Activity:
Copy each line of the following material that has the string "name".

Data supplied:
▬▬▬▬▬▬▬▬▬▬

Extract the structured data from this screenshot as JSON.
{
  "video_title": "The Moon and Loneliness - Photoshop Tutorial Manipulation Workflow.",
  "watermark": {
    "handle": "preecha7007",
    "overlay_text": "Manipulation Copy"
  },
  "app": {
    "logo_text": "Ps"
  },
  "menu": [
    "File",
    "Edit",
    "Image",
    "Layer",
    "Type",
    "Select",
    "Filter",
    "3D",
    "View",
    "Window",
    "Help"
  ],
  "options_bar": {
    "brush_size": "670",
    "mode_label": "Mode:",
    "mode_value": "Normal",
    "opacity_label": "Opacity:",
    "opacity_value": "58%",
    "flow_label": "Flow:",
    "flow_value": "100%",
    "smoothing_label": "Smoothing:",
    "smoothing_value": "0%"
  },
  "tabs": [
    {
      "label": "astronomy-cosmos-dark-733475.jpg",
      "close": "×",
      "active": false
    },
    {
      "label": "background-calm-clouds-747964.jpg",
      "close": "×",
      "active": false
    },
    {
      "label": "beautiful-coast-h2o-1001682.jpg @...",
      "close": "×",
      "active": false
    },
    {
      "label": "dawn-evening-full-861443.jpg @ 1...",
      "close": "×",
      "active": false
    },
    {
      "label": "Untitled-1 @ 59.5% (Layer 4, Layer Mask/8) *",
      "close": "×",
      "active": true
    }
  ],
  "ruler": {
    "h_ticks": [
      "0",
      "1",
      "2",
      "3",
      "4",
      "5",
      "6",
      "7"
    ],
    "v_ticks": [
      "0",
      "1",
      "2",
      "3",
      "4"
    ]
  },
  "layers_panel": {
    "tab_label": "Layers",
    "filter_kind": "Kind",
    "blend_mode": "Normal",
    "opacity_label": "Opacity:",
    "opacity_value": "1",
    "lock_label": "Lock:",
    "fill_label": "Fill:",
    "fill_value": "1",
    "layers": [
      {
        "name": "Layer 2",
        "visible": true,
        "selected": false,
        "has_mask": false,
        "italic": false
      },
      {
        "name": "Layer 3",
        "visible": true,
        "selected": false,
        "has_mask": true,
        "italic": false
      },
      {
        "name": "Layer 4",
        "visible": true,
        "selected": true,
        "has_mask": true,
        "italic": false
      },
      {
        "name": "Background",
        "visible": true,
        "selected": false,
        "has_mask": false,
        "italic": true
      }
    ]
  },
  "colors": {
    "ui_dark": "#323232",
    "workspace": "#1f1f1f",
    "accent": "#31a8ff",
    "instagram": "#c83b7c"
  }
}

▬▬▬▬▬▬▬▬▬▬

Response:
        "name": "Layer 2",
        "name": "Layer 3",
        "name": "Layer 4",
        "name": "Background",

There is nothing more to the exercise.